### Work request
Count all lines holding "true" in the data below and say the number, nothing more.

### Listed records

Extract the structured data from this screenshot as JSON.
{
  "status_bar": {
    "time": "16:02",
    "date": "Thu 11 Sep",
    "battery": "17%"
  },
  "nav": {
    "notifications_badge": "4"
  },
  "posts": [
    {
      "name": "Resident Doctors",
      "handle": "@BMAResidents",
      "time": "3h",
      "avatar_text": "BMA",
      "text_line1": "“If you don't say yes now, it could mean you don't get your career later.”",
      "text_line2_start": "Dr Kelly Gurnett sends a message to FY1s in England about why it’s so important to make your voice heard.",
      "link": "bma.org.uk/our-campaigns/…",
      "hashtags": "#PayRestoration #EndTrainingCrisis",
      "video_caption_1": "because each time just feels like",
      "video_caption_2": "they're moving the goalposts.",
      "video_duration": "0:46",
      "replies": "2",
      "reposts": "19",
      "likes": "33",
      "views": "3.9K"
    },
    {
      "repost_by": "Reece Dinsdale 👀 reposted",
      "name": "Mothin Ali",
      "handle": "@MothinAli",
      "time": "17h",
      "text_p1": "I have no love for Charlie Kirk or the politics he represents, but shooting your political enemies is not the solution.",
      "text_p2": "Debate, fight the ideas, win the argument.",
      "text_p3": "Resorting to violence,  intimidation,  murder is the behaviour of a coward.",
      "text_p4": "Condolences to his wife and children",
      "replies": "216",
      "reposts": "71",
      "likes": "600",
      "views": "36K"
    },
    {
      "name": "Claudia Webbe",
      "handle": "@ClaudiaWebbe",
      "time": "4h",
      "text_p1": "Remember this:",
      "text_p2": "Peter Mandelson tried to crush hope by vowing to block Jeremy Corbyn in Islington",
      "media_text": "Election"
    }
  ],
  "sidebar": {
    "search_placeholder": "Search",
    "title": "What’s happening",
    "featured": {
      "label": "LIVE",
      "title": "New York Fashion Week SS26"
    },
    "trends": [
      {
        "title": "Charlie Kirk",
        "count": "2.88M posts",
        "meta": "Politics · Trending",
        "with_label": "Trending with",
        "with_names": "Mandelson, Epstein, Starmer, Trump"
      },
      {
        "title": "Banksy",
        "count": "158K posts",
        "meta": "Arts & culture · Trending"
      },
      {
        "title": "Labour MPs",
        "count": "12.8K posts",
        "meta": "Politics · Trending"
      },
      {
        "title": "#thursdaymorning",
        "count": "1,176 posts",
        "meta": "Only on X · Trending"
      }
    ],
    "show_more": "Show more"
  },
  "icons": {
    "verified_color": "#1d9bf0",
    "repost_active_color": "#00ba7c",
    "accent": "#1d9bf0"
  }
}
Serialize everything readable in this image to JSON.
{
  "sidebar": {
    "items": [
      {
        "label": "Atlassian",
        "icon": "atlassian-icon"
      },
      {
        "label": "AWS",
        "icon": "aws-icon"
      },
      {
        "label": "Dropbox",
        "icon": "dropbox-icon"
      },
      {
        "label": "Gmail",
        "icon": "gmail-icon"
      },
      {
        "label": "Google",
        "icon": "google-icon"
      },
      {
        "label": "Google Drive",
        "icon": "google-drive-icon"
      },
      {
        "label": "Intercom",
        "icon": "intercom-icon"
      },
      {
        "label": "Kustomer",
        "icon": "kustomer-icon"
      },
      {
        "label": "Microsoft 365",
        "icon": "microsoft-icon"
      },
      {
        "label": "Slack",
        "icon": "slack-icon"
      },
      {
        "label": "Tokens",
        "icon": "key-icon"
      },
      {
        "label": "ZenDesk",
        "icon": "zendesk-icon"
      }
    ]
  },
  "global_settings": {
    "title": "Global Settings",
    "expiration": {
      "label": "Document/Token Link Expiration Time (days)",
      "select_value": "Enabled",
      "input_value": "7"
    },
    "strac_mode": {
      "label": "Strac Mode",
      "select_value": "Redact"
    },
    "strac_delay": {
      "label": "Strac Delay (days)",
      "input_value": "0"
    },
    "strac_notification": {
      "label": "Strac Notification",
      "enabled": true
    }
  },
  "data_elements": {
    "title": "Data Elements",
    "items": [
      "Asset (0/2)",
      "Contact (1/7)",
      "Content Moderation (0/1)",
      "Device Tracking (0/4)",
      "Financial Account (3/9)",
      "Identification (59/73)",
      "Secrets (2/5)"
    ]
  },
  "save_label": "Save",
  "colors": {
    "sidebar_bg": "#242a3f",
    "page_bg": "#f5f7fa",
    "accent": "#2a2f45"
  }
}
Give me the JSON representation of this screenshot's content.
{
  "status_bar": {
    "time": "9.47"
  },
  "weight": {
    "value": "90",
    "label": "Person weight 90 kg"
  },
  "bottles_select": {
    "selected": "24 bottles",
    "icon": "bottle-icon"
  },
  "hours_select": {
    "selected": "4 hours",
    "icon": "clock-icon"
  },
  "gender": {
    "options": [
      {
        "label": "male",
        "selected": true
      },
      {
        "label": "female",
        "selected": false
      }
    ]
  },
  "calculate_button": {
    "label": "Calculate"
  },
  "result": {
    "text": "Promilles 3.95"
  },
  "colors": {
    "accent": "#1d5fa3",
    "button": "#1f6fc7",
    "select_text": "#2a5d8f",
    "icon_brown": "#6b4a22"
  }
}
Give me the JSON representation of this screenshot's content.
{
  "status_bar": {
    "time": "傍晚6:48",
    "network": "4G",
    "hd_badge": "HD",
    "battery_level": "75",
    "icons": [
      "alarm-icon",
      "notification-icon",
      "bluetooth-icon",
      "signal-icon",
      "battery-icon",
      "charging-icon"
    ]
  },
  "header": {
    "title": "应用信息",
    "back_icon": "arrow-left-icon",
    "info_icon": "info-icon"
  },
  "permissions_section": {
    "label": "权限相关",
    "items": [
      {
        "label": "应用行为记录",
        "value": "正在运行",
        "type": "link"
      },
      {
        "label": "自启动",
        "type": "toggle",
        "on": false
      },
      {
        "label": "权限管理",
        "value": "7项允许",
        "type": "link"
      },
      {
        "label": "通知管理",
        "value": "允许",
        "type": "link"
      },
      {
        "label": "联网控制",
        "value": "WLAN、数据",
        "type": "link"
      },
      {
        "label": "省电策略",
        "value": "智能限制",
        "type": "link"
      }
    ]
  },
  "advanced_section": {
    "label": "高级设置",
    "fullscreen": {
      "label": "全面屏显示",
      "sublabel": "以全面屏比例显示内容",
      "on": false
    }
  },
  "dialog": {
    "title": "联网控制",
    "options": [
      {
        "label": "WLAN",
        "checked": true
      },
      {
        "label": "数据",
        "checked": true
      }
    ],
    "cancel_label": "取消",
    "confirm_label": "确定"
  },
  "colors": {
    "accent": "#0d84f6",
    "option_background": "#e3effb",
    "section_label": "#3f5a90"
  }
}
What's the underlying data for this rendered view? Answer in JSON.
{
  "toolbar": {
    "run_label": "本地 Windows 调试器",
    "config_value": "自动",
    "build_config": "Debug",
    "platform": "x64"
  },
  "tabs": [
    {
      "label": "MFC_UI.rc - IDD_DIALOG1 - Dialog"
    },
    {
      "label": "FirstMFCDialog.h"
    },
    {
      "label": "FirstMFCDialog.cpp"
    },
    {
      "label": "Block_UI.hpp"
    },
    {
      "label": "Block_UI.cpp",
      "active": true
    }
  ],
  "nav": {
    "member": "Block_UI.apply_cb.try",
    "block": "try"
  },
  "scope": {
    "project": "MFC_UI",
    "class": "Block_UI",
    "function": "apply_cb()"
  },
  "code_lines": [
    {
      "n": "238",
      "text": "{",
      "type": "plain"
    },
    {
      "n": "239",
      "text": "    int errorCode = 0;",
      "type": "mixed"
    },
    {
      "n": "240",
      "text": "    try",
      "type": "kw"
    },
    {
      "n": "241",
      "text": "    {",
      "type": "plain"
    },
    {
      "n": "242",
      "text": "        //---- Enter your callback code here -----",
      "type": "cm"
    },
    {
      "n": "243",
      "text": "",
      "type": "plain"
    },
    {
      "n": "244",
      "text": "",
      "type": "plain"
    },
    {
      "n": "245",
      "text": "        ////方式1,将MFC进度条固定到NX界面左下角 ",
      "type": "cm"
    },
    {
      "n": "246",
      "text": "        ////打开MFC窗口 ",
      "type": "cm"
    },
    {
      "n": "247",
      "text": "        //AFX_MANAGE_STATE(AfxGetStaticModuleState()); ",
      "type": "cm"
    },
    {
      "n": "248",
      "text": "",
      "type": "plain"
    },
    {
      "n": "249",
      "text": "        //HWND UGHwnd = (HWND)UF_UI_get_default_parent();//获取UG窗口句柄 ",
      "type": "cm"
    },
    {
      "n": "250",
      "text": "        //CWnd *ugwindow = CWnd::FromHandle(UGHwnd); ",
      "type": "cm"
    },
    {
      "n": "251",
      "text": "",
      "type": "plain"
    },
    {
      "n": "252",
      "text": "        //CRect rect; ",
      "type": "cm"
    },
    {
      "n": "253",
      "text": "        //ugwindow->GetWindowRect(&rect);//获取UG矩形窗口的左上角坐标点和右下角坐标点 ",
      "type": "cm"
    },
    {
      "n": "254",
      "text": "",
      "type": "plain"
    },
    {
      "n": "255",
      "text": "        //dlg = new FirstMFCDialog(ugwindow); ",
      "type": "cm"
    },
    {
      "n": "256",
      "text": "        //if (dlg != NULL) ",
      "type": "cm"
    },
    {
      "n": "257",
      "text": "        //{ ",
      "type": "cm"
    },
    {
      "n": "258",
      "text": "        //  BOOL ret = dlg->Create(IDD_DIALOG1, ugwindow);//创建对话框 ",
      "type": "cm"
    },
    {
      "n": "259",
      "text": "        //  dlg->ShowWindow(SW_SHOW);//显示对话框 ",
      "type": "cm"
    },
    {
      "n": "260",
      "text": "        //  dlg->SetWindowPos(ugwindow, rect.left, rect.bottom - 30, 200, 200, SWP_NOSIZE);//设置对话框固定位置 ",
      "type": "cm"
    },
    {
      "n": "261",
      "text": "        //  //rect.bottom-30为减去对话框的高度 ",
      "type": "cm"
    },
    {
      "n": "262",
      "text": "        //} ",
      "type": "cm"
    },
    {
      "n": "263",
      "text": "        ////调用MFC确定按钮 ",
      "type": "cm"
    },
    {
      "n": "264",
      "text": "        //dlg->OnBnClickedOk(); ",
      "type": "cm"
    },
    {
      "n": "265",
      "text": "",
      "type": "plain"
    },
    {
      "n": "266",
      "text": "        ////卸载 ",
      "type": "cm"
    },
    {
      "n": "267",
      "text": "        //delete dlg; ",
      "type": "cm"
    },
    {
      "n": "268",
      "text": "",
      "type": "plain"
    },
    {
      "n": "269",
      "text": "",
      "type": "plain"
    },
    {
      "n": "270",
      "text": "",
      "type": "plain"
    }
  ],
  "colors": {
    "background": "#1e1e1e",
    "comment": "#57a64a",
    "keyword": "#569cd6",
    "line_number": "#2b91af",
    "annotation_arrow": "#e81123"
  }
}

### Your response
5